Our practices of cremation already signal this: what we physically do with ashes is secondary to the image of ashes scattering to the wind. It is a potent symbol of pervasiveness. That comforts us in our grief. But this is also true for the meltwaters, fossils. What is lost, is literally dispersed. Our bodies in grief are embodied, beyond the biological and phenomenological, into the environmental, connected to the environment.
Secondly, climate change has two long term effects for social systems. It will and is beginning to cause intergenerational conflict, as Greta Thunberg proclaimed in September 2019:
“The eyes of all future generations are upon you. And if you choose to fail us, I say — we will never forgive you.”
But this conflict also emerges alongside transgenerational trauma. In a family system that experiences trauma — a child losing a partner, a history of abuse, systematic deprivation and subjugation, abandonment — until someone prepared to feel the pain of the past, it will carry on. The systematically oppressed and traumatised indigeous people of the world know this better than any other industrialised society. In this sense, they are horribly ahead of us.

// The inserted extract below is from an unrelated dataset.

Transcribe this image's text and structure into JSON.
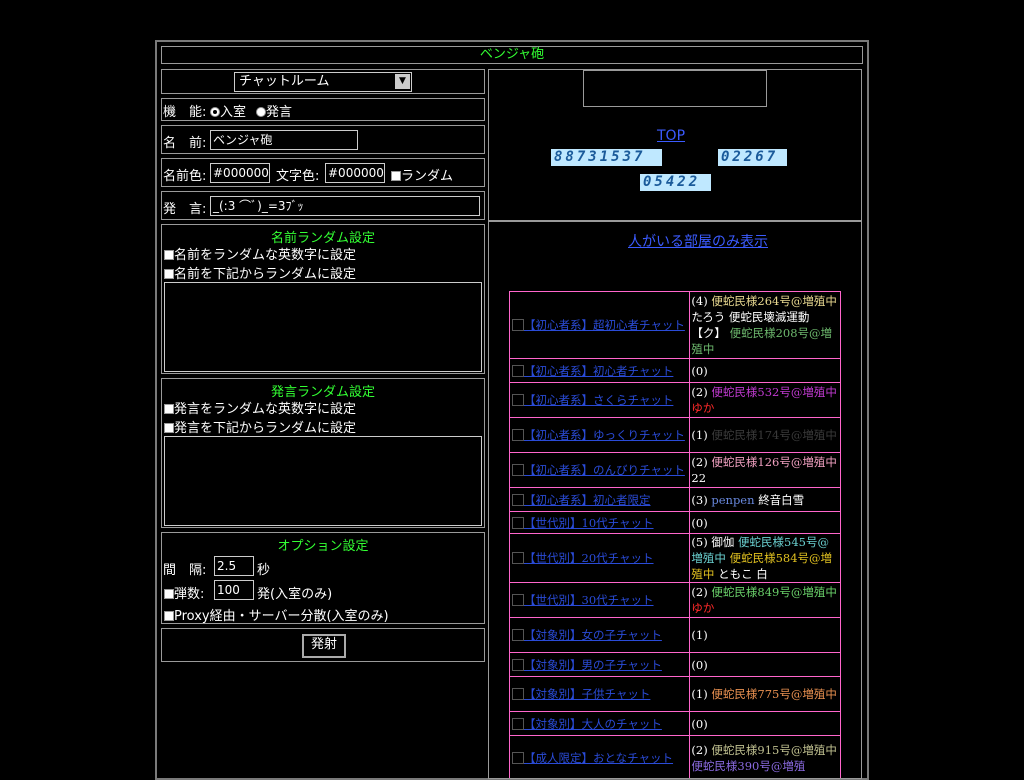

Thirdly, most people understand grief through what is known as the Kubler-Ross model. Which is to say that the experience of grief passes through five stages of emotions: denial, anger, bargaining, depression and acceptance. When faced with loss, it is the shorthand that most people will reach for, to grasp at what is happening.
The problem is, it is by almost all modern measures it is outdated. Instead, for Julia Samuel, “the essential task of mourning, is facing the reality of what you have, not what you had, or wish you have.” For her, and for many others who handle grief in all its facets, the framework developed by William Worden present a more useful picture.
It begins with accepting reality. It is the emotional demand for our time of extinction:
Tell the Truth. Accept Reality.
In their completedness, Worden’s Four Tasks are to:
- Accept reality
- Process the pain of grief
- Adjust to a world without the deceased
- Find an enduring connection with the deceased in the midst of embarking on a new life
However for Samuel, climate grief is what she calls a ‘living loss’. It is not concrete like in the same way as other forms of loss. It is much more difficult to receive the acknowledgement that it exists, which is vital in order to recover. Like solastalgia, it is exactly the experience of it that makes it difficult to see. The grief is invisible. Often you cannot really point to it. It is diffused through the atmosphere.
So to get acknowledgement from society — requiring everyone accept this reality, and to get permission from them, to normalise this grief — is so much harder to do. But it is exactly what we need.
In the second third and fourth essay in this series, I’ll discuss how can we incorporate grief and loss into any current and future responses to climate change. What might we learn from other disciplines. How might we individually grieve for the loss of our environment, culture, way of life and future. And also find solidarity and community through collective mourning, in a way that respects and honours our own and other cultures and histories, and enables us to move to another state of being — together — in the face of possible extinction, as or as Mark Vonnegut said, “we are here to help each other get through this thing, whatever it is.”
An atmosphere of grief (parts 1 and 2) were originally presented as a lecture at the Royal College of Art on Thursday 14 November 2019, at Marco Ferrari, Elise Hunchuck and Jingru (Cyan) Chen’s Architecture Research Unit, ADS7: Something in the Air: The Politics of Atmosphere.
Next: read part 3 here